══ GIVEN RECORDS ══
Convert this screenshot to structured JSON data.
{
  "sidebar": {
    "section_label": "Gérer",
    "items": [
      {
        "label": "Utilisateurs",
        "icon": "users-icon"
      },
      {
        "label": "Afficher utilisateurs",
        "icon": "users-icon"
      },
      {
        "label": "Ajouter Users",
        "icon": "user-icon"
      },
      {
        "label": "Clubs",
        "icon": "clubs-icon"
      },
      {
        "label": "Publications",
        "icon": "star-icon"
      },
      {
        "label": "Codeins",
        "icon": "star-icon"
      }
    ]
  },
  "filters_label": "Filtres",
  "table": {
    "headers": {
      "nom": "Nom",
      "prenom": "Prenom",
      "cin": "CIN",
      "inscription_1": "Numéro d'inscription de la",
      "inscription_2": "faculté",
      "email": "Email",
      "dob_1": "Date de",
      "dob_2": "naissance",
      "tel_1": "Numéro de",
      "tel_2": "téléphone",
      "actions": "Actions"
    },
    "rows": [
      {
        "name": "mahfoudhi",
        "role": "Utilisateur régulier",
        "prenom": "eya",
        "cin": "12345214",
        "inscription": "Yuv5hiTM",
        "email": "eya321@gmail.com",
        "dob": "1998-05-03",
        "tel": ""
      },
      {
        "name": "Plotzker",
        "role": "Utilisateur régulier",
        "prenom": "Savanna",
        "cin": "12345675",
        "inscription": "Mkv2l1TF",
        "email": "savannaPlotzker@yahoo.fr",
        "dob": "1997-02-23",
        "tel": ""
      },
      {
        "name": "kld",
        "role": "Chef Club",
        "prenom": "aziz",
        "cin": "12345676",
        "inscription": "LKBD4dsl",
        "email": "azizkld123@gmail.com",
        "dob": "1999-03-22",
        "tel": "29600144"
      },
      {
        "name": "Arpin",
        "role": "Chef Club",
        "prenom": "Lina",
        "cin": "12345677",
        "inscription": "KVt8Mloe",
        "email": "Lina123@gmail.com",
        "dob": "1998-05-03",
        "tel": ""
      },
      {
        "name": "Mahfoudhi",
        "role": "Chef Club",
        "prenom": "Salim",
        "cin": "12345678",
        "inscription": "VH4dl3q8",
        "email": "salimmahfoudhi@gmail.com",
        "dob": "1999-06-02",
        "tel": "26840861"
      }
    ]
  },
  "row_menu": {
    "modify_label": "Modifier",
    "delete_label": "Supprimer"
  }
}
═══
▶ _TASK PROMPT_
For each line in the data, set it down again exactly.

▶ _RESPONSE FOR THIS EXERCISE_
Convert this screenshot to structured JSON data.
{
  "sidebar": {
    "section_label": "Gérer",
    "items": [
      {
        "label": "Utilisateurs",
        "icon": "users-icon"
      },
      {
        "label": "Afficher utilisateurs",
        "icon": "users-icon"
      },
      {
        "label": "Ajouter Users",
        "icon": "user-icon"
      },
      {
        "label": "Clubs",
        "icon": "clubs-icon"
      },
      {
        "label": "Publications",
        "icon": "star-icon"
      },
      {
        "label": "Codeins",
        "icon": "star-icon"
      }
    ]
  },
  "filters_label": "Filtres",
  "table": {
    "headers": {
      "nom": "Nom",
      "prenom": "Prenom",
      "cin": "CIN",
      "inscription_1": "Numéro d'inscription de la",
      "inscription_2": "faculté",
      "email": "Email",
      "dob_1": "Date de",
      "dob_2": "naissance",
      "tel_1": "Numéro de",
      "tel_2": "téléphone",
      "actions": "Actions"
    },
    "rows": [
      {
        "name": "mahfoudhi",
        "role": "Utilisateur régulier",
        "prenom": "eya",
        "cin": "12345214",
        "inscription": "Yuv5hiTM",
        "email": "eya321@gmail.com",
        "dob": "1998-05-03",
        "tel": ""
      },
      {
        "name": "Plotzker",
        "role": "Utilisateur régulier",
        "prenom": "Savanna",
        "cin": "12345675",
        "inscription": "Mkv2l1TF",
        "email": "savannaPlotzker@yahoo.fr",
        "dob": "1997-02-23",
        "tel": ""
      },
      {
        "name": "kld",
        "role": "Chef Club",
        "prenom": "aziz",
        "cin": "12345676",
        "inscription": "LKBD4dsl",
        "email": "azizkld123@gmail.com",
        "dob": "1999-03-22",
        "tel": "29600144"
      },
      {
        "name": "Arpin",
        "role": "Chef Club",
        "prenom": "Lina",
        "cin": "12345677",
        "inscription": "KVt8Mloe",
        "email": "Lina123@gmail.com",
        "dob": "1998-05-03",
        "tel": ""
      },
      {
        "name": "Mahfoudhi",
        "role": "Chef Club",
        "prenom": "Salim",
        "cin": "12345678",
        "inscription": "VH4dl3q8",
        "email": "salimmahfoudhi@gmail.com",
        "dob": "1999-06-02",
        "tel": "26840861"
      }
    ]
  },
  "row_menu": {
    "modify_label": "Modifier",
    "delete_label": "Supprimer"
  }
}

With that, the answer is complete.